After you’ve got that basic mix, this is where you dig into the weeds and start automating. Up until now I usually use my control surface and faders to mix so that I can respond a bit more organically but after I’ve got that initial mix and I’ve drawn in some simple automation I usually switch to the mouse and keyboard that I can easily make broader changes that may not be in real time with the mix I’m listening to. How much you automate your mix is completely up to you but just like at FOH for a live production, the more active you are, the more you respond to what the music is doing, the better things will sound (generally). I’ve included a couple pictures of the automation page from a recent mix so you can get an idea of what I do generally. You’ll see that instead of cutting the clips up I just automate faders. This helps eliminate the noise floor of unused channels but also allows for easy sync of additional tracks if they need to be dropped in. Please, don’t be afraid to reach out to me either in the comments below or on Facebook with any questions you have. I’d love to follow up with you and hopefully learn something from how you do things. If you’re looking for things to pay attention to, listen for the instrumental solos or when those guitars are playing that songs lick, ride those verb returns (especially at the beginning and ends of songs), really listen in on the BGVs, I find that I’m riding them a lot more than I am the lead singers for that song so they can be heard but not overtake the leader. Lastly check in on those mix relationships that apply to your mix during each song/element. Don’t be afraid to get started on this step and take a break for awhile or overnight if you feel like you’re stuck or things just aren’t locking in like they usually do.
That wraps it up for this week. Next week I’ll be digging into my abbreviated mastering process and standards and the format that I export with that meshes with our video team effectively. There has been a fair amount of learning while doing that has happened but I’ve landed on a consistent process. If you have any questions about this week’s or any previous post, just drop those below or on Facebook. Make sure you subscribe so you don’t miss out on any posts (to subscribe, follow this link). I hope you are all finding your stride and keeping busy as we are continuing through this crazy time in history. See you all on the flipside!

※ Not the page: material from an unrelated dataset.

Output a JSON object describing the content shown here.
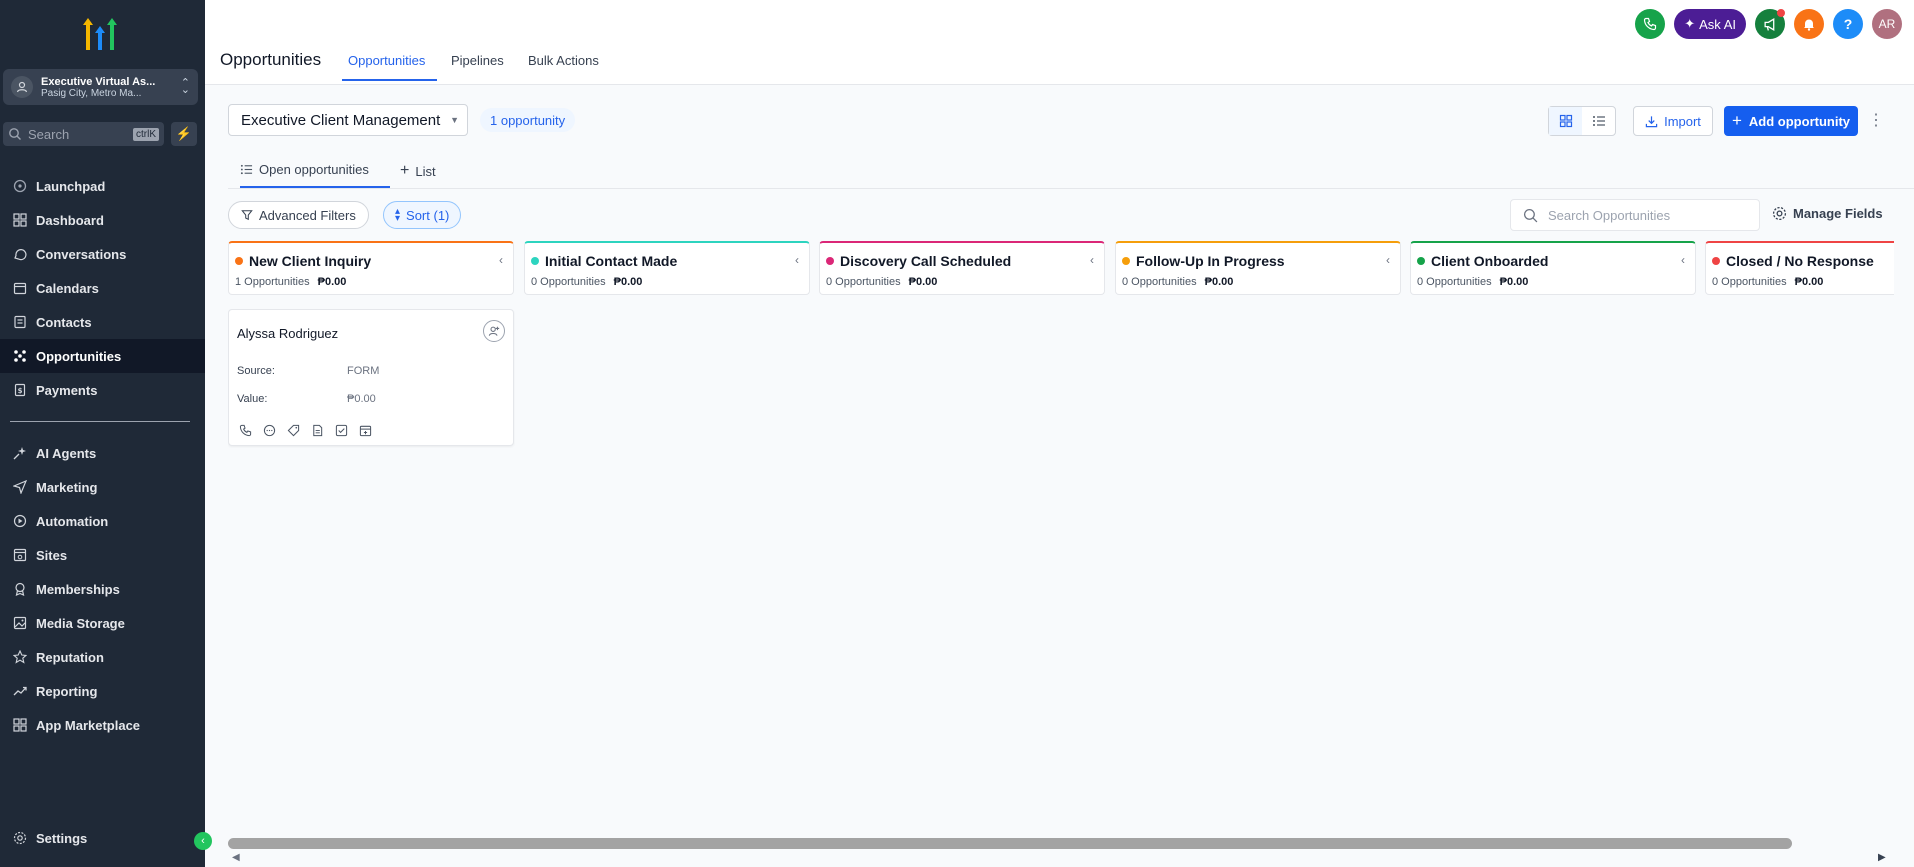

2 Replies to “How To: Making a Broadcast Mix – Part 4”
Love to get your feed back on what I do because I know you listen.